As a member of its International Scientific Advisory Board, I would like to see Masaryk University (MUNI) rank with the latter institutions. Founded “only” 100 years ago, it is still an infant compared to the 930-year-old University of Bologna or the 670-year-old Charles University (CU) in Prague. Regardless of its age, MUNI has been extremely successful; it is not only the second largest university in the Czech Republic (33,000 students compared to 49,000 at CU) but is also the second-highest in the country in terms of academic ranking.
Laudably, its current, progressive leadership has set itself the goal of changing the status quo and instigating changes that will help MUNI climb the ranking ladder and challenge CU for leadership. This is an ambitious task that will require a major effort, but one that is achievable provided that the effort is invested wisely.
One measure that will need to be adopted is to lower the student/tutor ratio by hiring young, highly-motivated academics with research experience in the world’s leading institutions (postdoctoral assistants, assistant professors). The second measure is to raise the standard of admissions at both graduate and postgraduate level.
The third measure, and one that is easily achievable, is to encourage top graduates, postgraduates and staff to act as MUNI ambassadors abroad and help raise the profile of Masaryk University throughout the whole world. This will make it easier to recruit the top students and staff and help position MUNI among the top universities while – and most importantly - enabling it to fulfil its role in society as a guarantor of progress.

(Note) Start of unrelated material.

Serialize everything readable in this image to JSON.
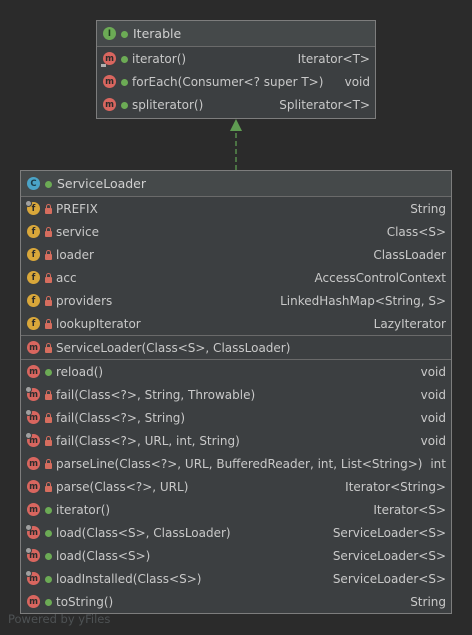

Josef Jiřičný, the chairman of Masaryk University International Scientific Advisory Board.